● Data for processing:
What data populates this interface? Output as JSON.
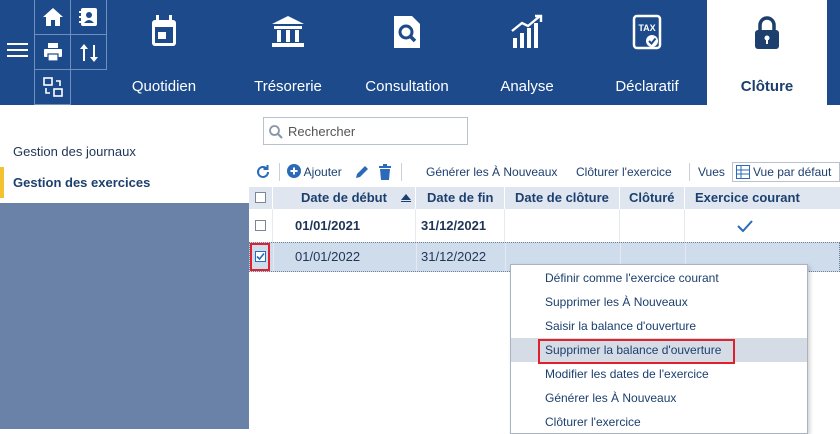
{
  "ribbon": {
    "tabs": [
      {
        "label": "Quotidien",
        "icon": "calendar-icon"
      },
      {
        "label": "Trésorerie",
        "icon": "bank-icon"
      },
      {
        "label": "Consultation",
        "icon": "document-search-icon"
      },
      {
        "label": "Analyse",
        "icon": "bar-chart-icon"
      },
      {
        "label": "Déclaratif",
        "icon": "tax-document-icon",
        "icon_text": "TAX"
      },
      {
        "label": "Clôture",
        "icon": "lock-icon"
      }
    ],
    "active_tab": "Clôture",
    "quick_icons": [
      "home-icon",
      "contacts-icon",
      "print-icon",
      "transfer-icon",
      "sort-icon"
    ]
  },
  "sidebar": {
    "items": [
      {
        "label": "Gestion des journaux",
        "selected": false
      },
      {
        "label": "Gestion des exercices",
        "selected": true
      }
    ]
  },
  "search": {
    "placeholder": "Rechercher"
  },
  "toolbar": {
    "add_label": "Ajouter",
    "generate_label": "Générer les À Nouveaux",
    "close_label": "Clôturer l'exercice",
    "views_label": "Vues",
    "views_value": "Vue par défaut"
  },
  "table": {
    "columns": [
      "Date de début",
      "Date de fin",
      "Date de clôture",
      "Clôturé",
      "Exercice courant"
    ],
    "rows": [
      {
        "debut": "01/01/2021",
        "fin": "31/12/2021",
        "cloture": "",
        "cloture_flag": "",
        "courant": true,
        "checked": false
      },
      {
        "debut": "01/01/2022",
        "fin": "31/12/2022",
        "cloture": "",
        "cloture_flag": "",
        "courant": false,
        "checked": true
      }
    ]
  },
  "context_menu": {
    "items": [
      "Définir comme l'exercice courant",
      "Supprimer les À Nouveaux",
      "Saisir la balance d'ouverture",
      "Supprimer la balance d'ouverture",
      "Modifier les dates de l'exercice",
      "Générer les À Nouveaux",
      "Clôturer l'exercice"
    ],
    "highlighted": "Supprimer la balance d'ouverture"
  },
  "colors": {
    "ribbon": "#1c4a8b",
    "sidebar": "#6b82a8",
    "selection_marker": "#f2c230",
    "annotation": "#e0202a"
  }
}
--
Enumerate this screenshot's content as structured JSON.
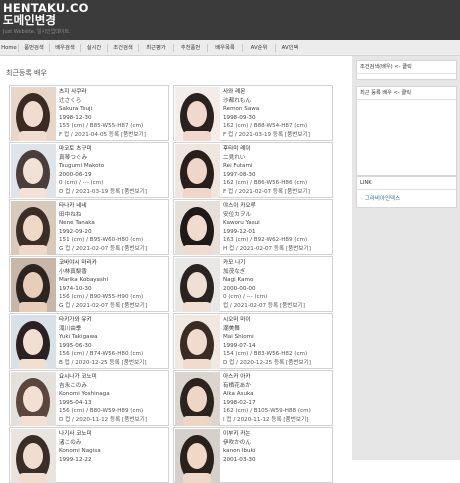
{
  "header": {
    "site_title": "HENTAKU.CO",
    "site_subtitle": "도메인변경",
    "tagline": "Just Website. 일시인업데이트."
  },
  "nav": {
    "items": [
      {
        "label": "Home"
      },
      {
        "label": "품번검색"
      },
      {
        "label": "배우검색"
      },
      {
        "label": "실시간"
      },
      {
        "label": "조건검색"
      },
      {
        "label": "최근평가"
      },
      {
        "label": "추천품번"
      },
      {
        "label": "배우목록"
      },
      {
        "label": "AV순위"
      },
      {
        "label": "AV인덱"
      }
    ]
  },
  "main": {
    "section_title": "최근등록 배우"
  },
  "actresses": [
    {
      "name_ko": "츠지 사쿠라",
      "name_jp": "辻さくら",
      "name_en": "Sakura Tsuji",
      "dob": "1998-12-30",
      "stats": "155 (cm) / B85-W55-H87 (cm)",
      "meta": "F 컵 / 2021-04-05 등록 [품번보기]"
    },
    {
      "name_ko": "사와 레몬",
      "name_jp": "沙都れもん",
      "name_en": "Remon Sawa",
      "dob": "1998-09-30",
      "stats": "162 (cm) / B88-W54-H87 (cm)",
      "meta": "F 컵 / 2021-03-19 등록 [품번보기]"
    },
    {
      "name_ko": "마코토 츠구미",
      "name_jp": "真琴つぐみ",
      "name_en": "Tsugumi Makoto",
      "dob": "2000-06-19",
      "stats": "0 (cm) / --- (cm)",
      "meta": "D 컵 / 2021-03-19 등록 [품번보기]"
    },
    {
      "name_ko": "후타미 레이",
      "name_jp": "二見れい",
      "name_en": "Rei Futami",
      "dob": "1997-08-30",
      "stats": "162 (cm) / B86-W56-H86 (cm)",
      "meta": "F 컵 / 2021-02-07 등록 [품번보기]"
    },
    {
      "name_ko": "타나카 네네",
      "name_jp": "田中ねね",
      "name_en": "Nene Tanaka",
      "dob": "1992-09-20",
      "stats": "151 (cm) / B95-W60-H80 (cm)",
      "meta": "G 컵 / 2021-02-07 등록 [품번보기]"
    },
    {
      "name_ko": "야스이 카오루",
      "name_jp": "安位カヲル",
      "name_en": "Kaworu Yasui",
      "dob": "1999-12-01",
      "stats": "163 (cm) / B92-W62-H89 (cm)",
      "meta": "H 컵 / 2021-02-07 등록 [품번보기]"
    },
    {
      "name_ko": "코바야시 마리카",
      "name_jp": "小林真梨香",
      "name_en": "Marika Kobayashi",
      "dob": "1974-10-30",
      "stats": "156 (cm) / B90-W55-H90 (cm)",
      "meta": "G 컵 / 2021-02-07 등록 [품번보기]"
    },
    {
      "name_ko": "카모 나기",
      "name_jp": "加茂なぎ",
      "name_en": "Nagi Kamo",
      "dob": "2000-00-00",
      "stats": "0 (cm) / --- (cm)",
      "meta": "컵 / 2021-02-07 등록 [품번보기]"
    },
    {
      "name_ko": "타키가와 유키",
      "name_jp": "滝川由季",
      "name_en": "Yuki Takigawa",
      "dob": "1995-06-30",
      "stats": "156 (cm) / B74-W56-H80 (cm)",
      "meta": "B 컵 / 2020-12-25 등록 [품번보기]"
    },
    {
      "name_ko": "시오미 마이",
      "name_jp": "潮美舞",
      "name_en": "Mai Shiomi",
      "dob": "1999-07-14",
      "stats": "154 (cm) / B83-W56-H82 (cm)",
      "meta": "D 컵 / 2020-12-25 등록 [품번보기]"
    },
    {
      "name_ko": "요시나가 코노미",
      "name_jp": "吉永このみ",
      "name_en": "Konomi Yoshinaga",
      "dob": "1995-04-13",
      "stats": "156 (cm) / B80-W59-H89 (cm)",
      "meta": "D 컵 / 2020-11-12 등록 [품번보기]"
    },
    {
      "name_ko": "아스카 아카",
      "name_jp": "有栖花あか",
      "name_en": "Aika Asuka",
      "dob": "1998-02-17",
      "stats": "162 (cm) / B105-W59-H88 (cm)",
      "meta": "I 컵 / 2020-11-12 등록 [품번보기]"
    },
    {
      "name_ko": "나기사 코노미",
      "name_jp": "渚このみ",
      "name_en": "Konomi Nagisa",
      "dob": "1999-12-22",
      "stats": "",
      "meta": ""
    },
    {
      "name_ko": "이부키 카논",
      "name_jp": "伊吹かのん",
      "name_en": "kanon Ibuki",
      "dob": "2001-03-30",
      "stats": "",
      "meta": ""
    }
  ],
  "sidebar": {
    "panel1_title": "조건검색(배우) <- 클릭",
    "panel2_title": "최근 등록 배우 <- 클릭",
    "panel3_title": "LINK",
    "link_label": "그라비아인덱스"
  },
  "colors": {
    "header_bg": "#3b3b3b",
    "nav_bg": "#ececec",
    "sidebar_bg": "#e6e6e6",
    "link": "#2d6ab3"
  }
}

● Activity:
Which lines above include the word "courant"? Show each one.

● Expected answer:
      "Exercice courant"
        "courant": true,
        "courant": false,
      "Définir comme l'exercice courant",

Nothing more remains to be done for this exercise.